During this stage there is a large amount of HIV in the peripheral blood and the immune system begins to respond to the virus by producing HIV antibodies and cytotoxic lymphocytes. This process is known as seroconversion. If an HIV antibody test is done before seroconversion is complete then it may not be positive.

Stage 2: Clinically Asymptomatic Stage

This stage lasts for an average of ten years and, as its name suggests, is free from major symptoms, although there may be swollen glands. The level of HIV in the peripheral blood drops to very low levels but people remain infectious and HIV antibodies are detectable in the blood, so antibody tests will show a positive result.

Research has shown that HIV is not dormant during this stage, but is very active in the lymph nodes. A test is available to measure the small amount of HIV that escapes the lymph nodes. This test which measures HIV RNA (HIV genetic material) is referred to as the viral load test, and it has an important role in the treatment of HIV infection.

Stage 3: Symptomatic HIV Infection

Over time the immune system becomes severely damaged by HIV. This is thought to happen for three main reasons:

  • The lymph nodes and tissues become damaged or "burnt out" because of the years of activity;
  • HIV mutates and becomes more pathogenic, in other words stronger and more varied, leading to more T helper cell destruction;
  • The body fails to keep up with replacing the T helper cells that are lost.

As the immune system fails, so symptoms develop. Initially many of the symptoms are mild, but as the immune system deteriorates the symptoms worsen.

Where do opportunistic infections and cancers occur?

Symptomatic HIV infection is mainly caused by the emergence ofopportunistic infections and cancers that the immune system would normally prevent. These can occur in almost all the body systems, but common examples are featured in the table below.

As the table below indicates, symptomatic HIV infection is often characterised by multi-system disease. Treatment for the specific infection or cancer is often carried out, but the underlying cause is the action of HIV as it erodes the immune system. Unless HIV itself can be slowed down the symptoms of immune suppression will continue to worsen.

System Examples of Infection/Cancer
Respiratory system Pneumocystis Carinii Pneumonia (PCP) Tuberculosis (TB) Kaposi’s Sarcoma (KS)
Gastro-intestinal system Cryptosporidiosis Candida Cytomegolavirus (CMV) Isosporiasis Kaposi’s Sarcoma
Central/peripheral Nervous system HIV Cytomegolavirus Toxoplasmosis Cryptococcosis Non Hodgkin’s lymphoma Varicella Zoster Herpes simplex
Skin Herpes simplex Kaposi’s sarcoma Varicella Zoster

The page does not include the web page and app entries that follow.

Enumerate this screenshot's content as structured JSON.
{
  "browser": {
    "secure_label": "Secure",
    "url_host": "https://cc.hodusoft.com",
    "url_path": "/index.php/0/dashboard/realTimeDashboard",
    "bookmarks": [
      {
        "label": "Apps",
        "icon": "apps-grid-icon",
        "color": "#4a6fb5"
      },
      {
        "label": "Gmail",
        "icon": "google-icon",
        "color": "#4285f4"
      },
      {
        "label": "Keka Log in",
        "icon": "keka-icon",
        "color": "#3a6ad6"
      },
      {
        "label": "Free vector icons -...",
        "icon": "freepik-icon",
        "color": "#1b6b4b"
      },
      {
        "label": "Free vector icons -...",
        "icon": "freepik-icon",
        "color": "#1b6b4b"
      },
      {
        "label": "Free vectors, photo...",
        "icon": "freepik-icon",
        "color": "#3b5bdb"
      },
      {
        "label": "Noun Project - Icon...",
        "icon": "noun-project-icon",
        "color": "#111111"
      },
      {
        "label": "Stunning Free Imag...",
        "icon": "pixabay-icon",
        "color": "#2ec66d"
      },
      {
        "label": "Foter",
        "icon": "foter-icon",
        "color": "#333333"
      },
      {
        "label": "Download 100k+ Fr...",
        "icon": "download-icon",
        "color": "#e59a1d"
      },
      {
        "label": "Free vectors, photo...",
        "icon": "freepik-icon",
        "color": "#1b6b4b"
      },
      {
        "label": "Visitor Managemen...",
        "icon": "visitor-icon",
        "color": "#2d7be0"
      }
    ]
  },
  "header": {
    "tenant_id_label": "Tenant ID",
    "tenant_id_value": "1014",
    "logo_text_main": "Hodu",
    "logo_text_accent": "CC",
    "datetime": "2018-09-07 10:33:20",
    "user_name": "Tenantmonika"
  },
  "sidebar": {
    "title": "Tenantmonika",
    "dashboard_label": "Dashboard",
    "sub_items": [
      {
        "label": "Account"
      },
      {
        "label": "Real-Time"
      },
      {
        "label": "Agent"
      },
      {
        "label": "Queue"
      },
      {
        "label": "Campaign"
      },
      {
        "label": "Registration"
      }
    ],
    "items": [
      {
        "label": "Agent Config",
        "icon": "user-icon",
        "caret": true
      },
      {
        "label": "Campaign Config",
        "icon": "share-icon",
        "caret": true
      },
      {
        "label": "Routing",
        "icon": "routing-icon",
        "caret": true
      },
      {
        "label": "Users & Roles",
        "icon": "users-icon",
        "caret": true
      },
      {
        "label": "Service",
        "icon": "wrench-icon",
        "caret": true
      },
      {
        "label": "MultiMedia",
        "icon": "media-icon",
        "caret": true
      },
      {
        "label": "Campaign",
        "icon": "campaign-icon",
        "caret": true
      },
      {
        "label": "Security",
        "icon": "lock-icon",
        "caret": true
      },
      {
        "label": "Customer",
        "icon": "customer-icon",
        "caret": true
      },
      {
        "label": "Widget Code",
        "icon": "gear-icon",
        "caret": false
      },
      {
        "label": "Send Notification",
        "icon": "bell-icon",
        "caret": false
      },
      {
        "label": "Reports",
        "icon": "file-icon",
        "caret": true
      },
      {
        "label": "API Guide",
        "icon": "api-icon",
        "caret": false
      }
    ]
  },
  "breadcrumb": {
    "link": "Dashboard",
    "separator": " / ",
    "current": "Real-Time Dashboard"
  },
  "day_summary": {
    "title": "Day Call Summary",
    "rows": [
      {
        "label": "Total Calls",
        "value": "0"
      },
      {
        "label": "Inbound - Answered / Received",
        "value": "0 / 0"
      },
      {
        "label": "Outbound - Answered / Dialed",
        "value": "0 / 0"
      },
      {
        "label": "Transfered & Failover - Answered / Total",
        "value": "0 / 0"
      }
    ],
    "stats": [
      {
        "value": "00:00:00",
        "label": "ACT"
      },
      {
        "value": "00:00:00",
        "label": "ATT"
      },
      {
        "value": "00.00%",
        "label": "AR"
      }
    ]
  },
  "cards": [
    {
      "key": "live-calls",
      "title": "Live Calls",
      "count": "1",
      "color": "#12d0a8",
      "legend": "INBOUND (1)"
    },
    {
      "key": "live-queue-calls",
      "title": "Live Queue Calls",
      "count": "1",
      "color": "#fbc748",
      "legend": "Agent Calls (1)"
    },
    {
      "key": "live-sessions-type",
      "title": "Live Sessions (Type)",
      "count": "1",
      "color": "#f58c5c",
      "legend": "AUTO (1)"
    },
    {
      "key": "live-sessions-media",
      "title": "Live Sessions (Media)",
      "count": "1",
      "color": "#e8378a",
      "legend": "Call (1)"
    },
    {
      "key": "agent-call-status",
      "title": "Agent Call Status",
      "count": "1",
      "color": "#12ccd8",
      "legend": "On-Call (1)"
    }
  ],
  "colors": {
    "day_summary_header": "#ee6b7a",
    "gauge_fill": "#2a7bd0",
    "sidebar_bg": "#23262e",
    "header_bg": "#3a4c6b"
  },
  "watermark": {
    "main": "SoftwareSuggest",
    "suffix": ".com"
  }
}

Stage 4: Progression from HIV to AIDS

As the immune system becomes more and more damaged the illnesses that occur become more and more severe leading eventually to an AIDS diagnosis.

At present in the Moldova AIDS diagnosis is confirmed if a person with HIV develops one or more of a specific number of severe opportunistic infections or cancers. In other countries, like for example the US, someone may also be diagnosed with AIDS if they have a very low count of T helper cells in their blood. It is possible for someone to be very ill with HIV but not have an AIDS diagnosis.

WHO clinical staging of HIV disease in adults and adolescents (2006 revision)

In resource-poor communities, medical facilities are sometimes poorly equipped, and it is not possible to use CD4 and viral load test results to determine the right time to begin treatment. The World Health Organization has therefore developed a staging system for HIV disease based on clinical symptoms.

Classification of HIV Stages in Adults and Adolescents

Quantity (%) of CD4 lymphocites per ml blood Clinical Stage
asymptomatic, acute (primary) or primary generalized lymphadenopaphy
Symptomatic non А non С
AIDS related diseases
1. ≥500 (≥29%) A1 В1 C1*
2. 200–499 (14–28%) A2 В2 C2*
3. <200 (<14%) = AIDS indicator A3 В3 C3*

Cаthegories А3, В3 and С1, С2 and С3 are determining AIDS cases and are registered as such

Note: This information is cross-posted and slightly adapted from in order to emphasize some aspects refering particulary to Moldova. For more details, visual adds, updated information and primary sources, please visit web page.